The major goals of the client at the end of the therapy were to ensure that she was out of danger to others and self. This is because due to the increased intake of marijuana, the client was likely to get involved in a number of issues that are lily to affect the client’s behavior and get violent. Thus, she has to guide though so as she does not get to that level. Secondly, by the end of the therapy, the client is supposed to understand that there is the relationship between her substance abuse and the problems she is going though. In addition, she has to accept responsibility for her behavior. Thirdly at the end of the therapy, the client should be able to have got over hallucinations hat occurs over time and differentiate the difference between reality and delusional thinking. For W. S, the approaches used in here management worked perfectly well since all the goals were achieved by the end of her therapy. The violence and selective muteness observed sat the time of admission, is longer observed in her. In fact, she wants to leave hospital set up, and since she has realized her problems, she is willing to be attending therapies two to three times in a week. This is a clear indication that she is recovering from the substance abuse and at the same time releasing on what has taken place as she accepts the fact that she already lost her grandmother and significant other.
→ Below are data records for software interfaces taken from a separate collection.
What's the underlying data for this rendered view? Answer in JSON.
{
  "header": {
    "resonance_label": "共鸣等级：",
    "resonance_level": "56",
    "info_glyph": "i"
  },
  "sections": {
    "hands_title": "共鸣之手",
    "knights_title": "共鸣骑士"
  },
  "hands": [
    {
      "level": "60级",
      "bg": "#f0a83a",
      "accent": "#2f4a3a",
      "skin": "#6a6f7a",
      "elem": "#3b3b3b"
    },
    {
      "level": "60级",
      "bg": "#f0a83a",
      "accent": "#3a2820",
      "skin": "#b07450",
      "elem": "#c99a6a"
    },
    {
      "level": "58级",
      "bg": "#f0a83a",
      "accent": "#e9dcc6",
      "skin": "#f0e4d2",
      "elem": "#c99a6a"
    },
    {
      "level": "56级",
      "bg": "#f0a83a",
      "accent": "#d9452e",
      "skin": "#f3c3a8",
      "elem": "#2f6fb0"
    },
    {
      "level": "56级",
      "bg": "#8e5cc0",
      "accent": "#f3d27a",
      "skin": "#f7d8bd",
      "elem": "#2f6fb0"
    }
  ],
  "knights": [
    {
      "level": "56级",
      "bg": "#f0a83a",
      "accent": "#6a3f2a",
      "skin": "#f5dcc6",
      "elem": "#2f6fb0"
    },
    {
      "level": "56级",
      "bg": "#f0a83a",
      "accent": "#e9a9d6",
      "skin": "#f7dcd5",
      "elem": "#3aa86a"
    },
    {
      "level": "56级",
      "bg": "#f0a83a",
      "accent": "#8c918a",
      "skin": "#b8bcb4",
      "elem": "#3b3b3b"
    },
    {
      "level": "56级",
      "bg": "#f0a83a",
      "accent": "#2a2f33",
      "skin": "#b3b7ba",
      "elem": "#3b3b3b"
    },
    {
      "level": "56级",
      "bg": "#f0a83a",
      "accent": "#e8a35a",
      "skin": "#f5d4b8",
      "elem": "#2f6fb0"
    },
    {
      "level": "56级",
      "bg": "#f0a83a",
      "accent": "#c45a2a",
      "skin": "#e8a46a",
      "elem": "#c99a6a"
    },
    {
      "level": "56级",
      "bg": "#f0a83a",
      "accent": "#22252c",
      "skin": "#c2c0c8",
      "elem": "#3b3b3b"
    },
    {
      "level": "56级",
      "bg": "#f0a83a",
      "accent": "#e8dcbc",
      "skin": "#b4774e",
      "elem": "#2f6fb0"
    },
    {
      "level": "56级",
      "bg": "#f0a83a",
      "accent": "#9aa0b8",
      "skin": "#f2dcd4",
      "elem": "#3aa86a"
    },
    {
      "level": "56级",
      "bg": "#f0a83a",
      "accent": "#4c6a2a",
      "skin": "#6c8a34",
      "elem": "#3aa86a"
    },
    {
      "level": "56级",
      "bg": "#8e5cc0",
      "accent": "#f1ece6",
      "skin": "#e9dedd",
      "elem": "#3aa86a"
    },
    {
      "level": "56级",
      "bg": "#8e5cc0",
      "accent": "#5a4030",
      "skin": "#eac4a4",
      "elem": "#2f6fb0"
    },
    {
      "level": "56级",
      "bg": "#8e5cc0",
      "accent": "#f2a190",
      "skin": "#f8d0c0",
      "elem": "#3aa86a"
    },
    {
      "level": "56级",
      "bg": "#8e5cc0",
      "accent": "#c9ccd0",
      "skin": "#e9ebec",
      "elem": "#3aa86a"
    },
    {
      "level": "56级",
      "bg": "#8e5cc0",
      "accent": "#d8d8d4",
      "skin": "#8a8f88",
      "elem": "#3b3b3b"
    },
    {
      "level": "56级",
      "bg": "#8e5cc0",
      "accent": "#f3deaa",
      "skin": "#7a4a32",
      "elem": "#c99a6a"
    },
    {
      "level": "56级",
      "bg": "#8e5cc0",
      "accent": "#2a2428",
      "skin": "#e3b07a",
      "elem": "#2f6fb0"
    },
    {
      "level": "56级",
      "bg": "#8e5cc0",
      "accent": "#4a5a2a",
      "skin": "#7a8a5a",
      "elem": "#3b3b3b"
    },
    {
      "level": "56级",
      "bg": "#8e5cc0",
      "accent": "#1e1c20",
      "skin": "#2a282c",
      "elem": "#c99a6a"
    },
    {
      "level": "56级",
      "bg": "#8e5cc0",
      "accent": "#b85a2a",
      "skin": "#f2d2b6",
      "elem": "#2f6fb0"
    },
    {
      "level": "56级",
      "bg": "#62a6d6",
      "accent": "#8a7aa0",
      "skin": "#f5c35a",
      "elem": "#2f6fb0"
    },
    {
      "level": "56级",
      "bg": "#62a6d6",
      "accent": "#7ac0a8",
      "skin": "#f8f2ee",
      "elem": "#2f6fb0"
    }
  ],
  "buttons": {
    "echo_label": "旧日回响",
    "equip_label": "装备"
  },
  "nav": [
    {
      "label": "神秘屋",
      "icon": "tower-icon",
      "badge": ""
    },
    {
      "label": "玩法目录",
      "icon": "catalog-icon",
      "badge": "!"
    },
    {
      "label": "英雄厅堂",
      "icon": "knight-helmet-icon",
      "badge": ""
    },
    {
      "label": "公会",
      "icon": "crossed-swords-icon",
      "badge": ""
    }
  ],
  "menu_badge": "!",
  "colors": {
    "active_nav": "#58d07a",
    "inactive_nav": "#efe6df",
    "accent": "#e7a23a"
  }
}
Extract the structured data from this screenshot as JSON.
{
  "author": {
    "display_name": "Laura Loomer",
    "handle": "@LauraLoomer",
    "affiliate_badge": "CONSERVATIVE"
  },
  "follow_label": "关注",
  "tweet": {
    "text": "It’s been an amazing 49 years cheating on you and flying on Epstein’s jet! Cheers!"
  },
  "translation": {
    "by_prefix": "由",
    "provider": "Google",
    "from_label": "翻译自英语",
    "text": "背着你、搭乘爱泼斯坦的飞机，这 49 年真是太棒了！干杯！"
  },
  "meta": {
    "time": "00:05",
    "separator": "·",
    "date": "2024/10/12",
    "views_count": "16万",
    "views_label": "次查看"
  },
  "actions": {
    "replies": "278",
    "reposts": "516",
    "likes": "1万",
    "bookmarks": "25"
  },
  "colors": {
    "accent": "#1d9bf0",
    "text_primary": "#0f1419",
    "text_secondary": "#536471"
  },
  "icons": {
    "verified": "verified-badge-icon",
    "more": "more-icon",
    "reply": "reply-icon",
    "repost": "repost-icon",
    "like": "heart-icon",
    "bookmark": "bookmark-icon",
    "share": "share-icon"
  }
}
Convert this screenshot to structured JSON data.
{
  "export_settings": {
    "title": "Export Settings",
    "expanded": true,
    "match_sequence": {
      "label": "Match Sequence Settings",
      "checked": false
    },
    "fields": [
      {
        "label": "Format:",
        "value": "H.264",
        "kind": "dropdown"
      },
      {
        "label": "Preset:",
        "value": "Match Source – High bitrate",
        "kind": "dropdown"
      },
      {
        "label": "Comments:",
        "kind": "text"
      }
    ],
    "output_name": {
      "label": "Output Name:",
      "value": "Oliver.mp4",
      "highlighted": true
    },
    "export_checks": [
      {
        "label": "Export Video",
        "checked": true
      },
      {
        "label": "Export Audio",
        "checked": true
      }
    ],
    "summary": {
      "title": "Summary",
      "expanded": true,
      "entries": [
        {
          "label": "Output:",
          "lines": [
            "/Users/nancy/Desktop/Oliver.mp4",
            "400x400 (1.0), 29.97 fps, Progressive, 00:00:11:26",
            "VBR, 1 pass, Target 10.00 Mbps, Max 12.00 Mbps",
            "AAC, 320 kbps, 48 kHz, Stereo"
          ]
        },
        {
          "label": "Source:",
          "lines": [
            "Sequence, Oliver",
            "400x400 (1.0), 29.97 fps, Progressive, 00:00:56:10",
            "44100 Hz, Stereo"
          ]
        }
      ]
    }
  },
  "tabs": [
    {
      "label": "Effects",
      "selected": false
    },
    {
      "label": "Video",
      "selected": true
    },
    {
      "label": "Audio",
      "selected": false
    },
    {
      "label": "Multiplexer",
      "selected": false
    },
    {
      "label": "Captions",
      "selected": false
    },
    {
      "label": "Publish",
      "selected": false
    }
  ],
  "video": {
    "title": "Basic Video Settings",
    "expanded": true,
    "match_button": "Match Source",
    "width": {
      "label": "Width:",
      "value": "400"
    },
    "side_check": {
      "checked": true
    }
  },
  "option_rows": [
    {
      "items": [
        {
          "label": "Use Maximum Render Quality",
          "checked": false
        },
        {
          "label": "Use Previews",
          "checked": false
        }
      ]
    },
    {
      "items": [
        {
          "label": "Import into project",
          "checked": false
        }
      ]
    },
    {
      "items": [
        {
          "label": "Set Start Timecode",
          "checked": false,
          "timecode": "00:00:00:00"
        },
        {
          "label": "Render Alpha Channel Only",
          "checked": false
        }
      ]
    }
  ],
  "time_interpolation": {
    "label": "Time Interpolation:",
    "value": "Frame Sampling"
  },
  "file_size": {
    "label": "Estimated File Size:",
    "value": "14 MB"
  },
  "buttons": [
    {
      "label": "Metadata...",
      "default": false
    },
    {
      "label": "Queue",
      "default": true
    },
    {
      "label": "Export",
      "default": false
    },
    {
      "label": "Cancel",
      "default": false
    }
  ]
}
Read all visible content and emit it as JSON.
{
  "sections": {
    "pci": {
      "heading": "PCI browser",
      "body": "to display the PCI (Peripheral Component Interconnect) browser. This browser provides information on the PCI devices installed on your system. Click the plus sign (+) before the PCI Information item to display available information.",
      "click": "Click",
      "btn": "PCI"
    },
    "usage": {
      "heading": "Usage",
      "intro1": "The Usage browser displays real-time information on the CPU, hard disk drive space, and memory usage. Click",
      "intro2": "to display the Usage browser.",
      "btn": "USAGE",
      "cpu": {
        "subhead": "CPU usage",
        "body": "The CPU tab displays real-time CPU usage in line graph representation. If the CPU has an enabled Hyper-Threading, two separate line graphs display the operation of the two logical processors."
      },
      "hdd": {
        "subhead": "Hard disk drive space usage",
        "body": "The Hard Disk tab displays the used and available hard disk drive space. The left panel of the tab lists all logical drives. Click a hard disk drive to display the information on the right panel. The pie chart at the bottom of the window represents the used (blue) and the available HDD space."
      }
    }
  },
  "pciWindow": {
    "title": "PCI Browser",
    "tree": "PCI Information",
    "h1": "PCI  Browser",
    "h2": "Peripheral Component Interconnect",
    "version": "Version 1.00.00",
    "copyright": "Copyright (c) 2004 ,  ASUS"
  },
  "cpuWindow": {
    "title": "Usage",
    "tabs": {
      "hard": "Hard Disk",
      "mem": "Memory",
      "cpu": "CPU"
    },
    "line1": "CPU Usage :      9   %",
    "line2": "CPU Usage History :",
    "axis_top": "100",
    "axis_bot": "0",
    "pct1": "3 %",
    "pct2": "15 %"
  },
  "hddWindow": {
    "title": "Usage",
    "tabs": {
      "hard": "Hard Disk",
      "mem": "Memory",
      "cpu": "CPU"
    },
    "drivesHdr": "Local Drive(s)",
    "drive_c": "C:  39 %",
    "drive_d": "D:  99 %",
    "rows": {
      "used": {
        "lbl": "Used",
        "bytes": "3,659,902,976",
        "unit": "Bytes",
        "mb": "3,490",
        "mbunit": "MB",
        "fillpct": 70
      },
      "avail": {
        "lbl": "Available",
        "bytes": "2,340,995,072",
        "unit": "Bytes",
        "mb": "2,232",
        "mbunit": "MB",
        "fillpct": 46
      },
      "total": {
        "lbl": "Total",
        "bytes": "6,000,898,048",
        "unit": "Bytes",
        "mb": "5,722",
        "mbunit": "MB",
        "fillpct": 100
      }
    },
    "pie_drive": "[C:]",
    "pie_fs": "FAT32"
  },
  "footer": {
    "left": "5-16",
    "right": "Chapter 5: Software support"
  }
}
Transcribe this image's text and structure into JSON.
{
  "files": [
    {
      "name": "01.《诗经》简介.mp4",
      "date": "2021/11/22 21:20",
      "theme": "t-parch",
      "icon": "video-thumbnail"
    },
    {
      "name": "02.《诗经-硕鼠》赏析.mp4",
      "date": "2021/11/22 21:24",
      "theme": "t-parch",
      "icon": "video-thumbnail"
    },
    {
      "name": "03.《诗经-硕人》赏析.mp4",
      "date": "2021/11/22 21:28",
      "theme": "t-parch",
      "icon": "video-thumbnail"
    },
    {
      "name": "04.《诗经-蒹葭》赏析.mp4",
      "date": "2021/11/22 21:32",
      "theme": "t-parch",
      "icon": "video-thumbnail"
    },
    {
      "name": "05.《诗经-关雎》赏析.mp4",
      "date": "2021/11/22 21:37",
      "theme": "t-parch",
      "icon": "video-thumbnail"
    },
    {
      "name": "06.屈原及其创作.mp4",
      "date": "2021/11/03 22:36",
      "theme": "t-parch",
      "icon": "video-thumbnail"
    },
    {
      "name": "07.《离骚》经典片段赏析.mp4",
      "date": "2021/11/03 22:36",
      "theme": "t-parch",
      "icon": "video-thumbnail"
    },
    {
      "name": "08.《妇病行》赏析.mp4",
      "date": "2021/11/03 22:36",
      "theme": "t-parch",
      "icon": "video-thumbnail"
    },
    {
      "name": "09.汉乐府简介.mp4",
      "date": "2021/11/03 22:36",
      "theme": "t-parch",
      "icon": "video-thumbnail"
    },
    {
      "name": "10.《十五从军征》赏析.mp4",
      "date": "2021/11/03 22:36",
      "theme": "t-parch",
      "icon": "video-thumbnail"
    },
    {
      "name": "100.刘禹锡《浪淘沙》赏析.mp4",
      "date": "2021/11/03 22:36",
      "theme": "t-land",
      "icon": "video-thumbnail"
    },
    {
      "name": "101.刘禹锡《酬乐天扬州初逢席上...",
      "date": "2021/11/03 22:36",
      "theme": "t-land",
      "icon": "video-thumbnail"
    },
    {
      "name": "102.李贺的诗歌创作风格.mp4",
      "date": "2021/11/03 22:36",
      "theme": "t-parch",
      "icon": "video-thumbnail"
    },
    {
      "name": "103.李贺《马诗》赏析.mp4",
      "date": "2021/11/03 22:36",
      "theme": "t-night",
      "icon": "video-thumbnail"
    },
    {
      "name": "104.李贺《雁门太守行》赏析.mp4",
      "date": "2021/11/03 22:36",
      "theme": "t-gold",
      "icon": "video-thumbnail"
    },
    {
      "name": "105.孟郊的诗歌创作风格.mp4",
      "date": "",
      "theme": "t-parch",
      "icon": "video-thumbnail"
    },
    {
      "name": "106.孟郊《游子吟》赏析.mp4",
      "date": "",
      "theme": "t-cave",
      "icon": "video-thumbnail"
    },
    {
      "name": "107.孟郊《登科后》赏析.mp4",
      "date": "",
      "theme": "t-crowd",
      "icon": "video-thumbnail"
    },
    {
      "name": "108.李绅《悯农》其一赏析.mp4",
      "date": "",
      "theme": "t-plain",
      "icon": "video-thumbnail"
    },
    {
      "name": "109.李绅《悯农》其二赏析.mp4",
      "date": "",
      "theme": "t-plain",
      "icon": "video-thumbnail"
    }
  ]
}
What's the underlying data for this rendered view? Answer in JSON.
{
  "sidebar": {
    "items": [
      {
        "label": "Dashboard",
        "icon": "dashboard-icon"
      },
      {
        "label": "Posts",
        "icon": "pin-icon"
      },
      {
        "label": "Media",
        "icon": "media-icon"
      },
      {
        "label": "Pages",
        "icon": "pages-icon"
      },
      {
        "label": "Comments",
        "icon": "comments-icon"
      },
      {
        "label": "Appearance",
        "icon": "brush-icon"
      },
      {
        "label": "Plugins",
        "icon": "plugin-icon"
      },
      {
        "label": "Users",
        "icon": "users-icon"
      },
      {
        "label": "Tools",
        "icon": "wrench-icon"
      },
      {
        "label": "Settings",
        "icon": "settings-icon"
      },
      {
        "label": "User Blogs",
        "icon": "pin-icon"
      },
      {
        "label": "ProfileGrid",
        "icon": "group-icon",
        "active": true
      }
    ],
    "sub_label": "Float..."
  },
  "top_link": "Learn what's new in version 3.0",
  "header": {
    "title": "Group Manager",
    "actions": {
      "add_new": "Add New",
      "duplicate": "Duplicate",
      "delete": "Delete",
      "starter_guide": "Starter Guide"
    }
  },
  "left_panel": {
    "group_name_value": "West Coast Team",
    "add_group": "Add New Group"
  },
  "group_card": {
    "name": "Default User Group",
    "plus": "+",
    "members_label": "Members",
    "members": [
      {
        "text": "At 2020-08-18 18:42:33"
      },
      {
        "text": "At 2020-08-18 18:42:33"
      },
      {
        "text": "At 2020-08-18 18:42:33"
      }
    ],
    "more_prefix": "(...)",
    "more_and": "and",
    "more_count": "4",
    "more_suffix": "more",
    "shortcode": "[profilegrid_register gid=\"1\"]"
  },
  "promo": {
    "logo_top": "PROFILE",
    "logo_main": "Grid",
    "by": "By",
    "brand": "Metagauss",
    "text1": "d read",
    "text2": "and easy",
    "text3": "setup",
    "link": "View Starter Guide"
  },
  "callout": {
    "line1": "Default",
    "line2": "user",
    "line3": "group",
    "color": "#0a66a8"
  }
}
Before the start of the relationship, the client was mute selectively with minimal interaction with others. She did not realize that what he was doing was illegal and substance abuse. Instead, she thought that it was therapeutic in getting her go through her loss. Thus, she was into taking of marijuana on a daily basis which at the end of the day affected her psychosis. At the end of the relationship, the client was aware of the problems that she was going though and ready to change. For instance, she was willing to get out of the hospital and keep attending therapeutic sessions since she found them useful to her health.
Writing this paper has been helpful in enabling me realize the different explanations of the client maladaptive behavior. At the same time, it gives men an opportunity of learning more about approaches that are used to attend to clients irrespective of their environment. For instance most of the time, the therapeutic sessions take place in the wards before clients are discharged, the paper gave me an opportunity to learn how this environment affects client staff relationship hence I was able to realize other methods of making the place better and beneficial both the clients and staff.
Boden, M. T., John, O. P., Goldin, P. R., Werner, K., Heimberg, R. G., & Gross, J. J. (2012). The role of maladaptive beliefs in cognitive-behavioral therapy: Evidence from social anxiety disorder. Behaviour Research and Therapy, 50, 287–291. doi: 10. 1016/j. brat. 2012. 02. 007
Deisseroth, K. (2014). Circuit dynamics of adaptive and maladaptive behaviour. Nature, 505, 309–17. doi: 10. 1038/nature12982
Hogg, J., & Langa, A. (2007). Assessing Adults With Intellectual Disabilities: A Service Providers Guide. Oxford: John Wiley & Sons
Matson, J. L. (2009). Social behavior and skills in children. New York: Springer.
Townsend, M. (2014). Psychiatric Mental Health Nursing: Concepts of Care in Evidence-Based Practice. Philadelphia: F. A. Davis Company.
Vickers, J. P. (2007). The subjective work experiences of hospital patient attendants (Order No. MQ44882). Available from ABI/INFORM Complete. (304377591). Retrieved from http://search. proquest. com/docview/304377591? accountid= 45049